(Provided material)
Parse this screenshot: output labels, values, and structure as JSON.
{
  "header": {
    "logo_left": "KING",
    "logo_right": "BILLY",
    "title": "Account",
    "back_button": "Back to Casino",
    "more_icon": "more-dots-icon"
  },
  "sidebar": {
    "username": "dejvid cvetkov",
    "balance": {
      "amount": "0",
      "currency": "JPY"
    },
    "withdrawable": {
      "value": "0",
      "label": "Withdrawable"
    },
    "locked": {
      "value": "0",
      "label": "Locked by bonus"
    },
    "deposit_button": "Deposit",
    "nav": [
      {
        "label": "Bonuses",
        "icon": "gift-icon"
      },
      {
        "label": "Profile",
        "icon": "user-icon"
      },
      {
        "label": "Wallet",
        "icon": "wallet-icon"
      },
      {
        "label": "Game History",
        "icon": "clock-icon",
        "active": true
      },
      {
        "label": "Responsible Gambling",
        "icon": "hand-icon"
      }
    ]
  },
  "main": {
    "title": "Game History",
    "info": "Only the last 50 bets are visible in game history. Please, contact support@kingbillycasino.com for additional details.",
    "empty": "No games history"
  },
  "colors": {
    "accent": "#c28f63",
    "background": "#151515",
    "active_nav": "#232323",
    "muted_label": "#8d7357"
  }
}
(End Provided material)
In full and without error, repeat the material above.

*Result for this task*
Parse this screenshot: output labels, values, and structure as JSON.
{
  "header": {
    "logo_left": "KING",
    "logo_right": "BILLY",
    "title": "Account",
    "back_button": "Back to Casino",
    "more_icon": "more-dots-icon"
  },
  "sidebar": {
    "username": "dejvid cvetkov",
    "balance": {
      "amount": "0",
      "currency": "JPY"
    },
    "withdrawable": {
      "value": "0",
      "label": "Withdrawable"
    },
    "locked": {
      "value": "0",
      "label": "Locked by bonus"
    },
    "deposit_button": "Deposit",
    "nav": [
      {
        "label": "Bonuses",
        "icon": "gift-icon"
      },
      {
        "label": "Profile",
        "icon": "user-icon"
      },
      {
        "label": "Wallet",
        "icon": "wallet-icon"
      },
      {
        "label": "Game History",
        "icon": "clock-icon",
        "active": true
      },
      {
        "label": "Responsible Gambling",
        "icon": "hand-icon"
      }
    ]
  },
  "main": {
    "title": "Game History",
    "info": "Only the last 50 bets are visible in game history. Please, contact support@kingbillycasino.com for additional details.",
    "empty": "No games history"
  },
  "colors": {
    "accent": "#c28f63",
    "background": "#151515",
    "active_nav": "#232323",
    "muted_label": "#8d7357"
  }
}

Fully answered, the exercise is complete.